• App and web page records:
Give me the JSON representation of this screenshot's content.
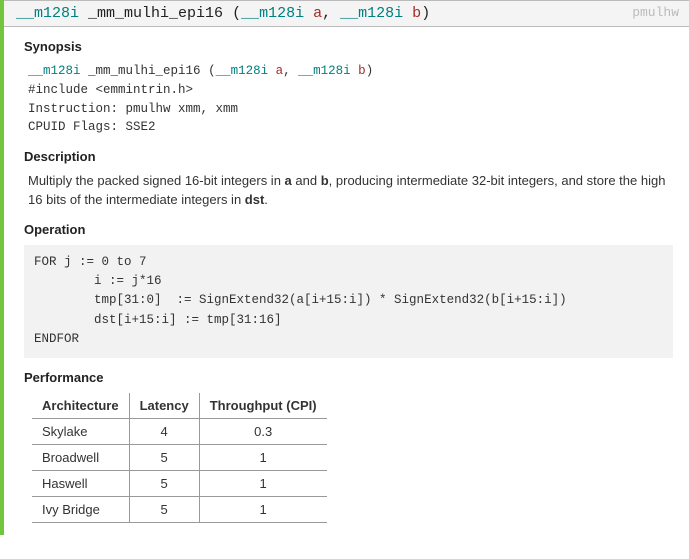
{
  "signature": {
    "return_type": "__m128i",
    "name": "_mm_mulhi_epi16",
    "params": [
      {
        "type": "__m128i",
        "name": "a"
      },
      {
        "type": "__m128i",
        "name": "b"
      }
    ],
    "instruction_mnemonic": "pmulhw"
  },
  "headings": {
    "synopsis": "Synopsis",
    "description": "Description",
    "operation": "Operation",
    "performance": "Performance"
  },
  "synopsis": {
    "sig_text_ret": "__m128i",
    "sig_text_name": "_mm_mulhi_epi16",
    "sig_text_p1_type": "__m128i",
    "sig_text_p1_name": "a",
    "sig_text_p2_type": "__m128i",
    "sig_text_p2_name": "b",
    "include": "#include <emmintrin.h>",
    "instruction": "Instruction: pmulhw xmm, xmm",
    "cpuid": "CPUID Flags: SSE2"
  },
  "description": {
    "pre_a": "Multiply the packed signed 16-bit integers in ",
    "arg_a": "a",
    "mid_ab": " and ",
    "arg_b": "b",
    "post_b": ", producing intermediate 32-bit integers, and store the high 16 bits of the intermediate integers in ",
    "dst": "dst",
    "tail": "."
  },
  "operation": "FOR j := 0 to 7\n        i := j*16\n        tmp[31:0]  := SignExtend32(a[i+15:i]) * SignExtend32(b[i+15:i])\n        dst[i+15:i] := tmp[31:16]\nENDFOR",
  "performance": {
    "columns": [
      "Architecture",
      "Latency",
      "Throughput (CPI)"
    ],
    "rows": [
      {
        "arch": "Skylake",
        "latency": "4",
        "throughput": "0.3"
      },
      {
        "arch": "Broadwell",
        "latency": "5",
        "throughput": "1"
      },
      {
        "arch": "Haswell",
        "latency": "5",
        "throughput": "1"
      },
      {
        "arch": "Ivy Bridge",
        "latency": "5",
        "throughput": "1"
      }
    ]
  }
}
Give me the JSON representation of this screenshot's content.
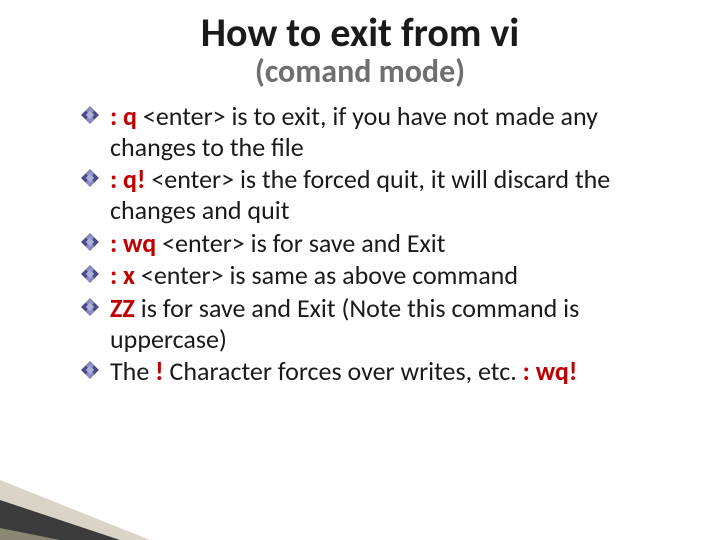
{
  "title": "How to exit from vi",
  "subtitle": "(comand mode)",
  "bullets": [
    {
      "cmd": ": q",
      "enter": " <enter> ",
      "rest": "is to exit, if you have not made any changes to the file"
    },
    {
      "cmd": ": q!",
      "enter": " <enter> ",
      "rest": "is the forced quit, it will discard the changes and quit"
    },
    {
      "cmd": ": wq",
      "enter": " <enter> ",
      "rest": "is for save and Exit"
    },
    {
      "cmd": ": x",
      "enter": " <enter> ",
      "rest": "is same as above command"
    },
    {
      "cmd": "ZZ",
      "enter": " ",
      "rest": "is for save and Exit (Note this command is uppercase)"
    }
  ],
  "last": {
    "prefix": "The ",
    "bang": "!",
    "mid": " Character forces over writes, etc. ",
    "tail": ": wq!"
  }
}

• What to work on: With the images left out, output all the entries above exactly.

• Answer to the exercise:
Give me the JSON representation of this screenshot's content.
{
  "signature": {
    "return_type": "__m128i",
    "name": "_mm_mulhi_epi16",
    "params": [
      {
        "type": "__m128i",
        "name": "a"
      },
      {
        "type": "__m128i",
        "name": "b"
      }
    ],
    "instruction_mnemonic": "pmulhw"
  },
  "headings": {
    "synopsis": "Synopsis",
    "description": "Description",
    "operation": "Operation",
    "performance": "Performance"
  },
  "synopsis": {
    "sig_text_ret": "__m128i",
    "sig_text_name": "_mm_mulhi_epi16",
    "sig_text_p1_type": "__m128i",
    "sig_text_p1_name": "a",
    "sig_text_p2_type": "__m128i",
    "sig_text_p2_name": "b",
    "include": "#include <emmintrin.h>",
    "instruction": "Instruction: pmulhw xmm, xmm",
    "cpuid": "CPUID Flags: SSE2"
  },
  "description": {
    "pre_a": "Multiply the packed signed 16-bit integers in ",
    "arg_a": "a",
    "mid_ab": " and ",
    "arg_b": "b",
    "post_b": ", producing intermediate 32-bit integers, and store the high 16 bits of the intermediate integers in ",
    "dst": "dst",
    "tail": "."
  },
  "operation": "FOR j := 0 to 7\n        i := j*16\n        tmp[31:0]  := SignExtend32(a[i+15:i]) * SignExtend32(b[i+15:i])\n        dst[i+15:i] := tmp[31:16]\nENDFOR",
  "performance": {
    "columns": [
      "Architecture",
      "Latency",
      "Throughput (CPI)"
    ],
    "rows": [
      {
        "arch": "Skylake",
        "latency": "4",
        "throughput": "0.3"
      },
      {
        "arch": "Broadwell",
        "latency": "5",
        "throughput": "1"
      },
      {
        "arch": "Haswell",
        "latency": "5",
        "throughput": "1"
      },
      {
        "arch": "Ivy Bridge",
        "latency": "5",
        "throughput": "1"
      }
    ]
  }
}
Give me the JSON representation of this screenshot's content.
{
  "title": "How to exit from vi",
  "subtitle": "(comand mode)",
  "bullets": [
    {
      "cmd": ": q",
      "enter": " <enter> ",
      "rest": "is to exit, if you have not made any changes to the file"
    },
    {
      "cmd": ": q!",
      "enter": " <enter> ",
      "rest": "is the forced quit, it will discard the changes and quit"
    },
    {
      "cmd": ": wq",
      "enter": " <enter> ",
      "rest": "is for save and Exit"
    },
    {
      "cmd": ": x",
      "enter": " <enter> ",
      "rest": "is same as above command"
    },
    {
      "cmd": "ZZ",
      "enter": " ",
      "rest": "is for save and Exit (Note this command is uppercase)"
    }
  ],
  "last": {
    "prefix": "The ",
    "bang": "!",
    "mid": " Character forces over writes, etc. ",
    "tail": ": wq!"
  }
}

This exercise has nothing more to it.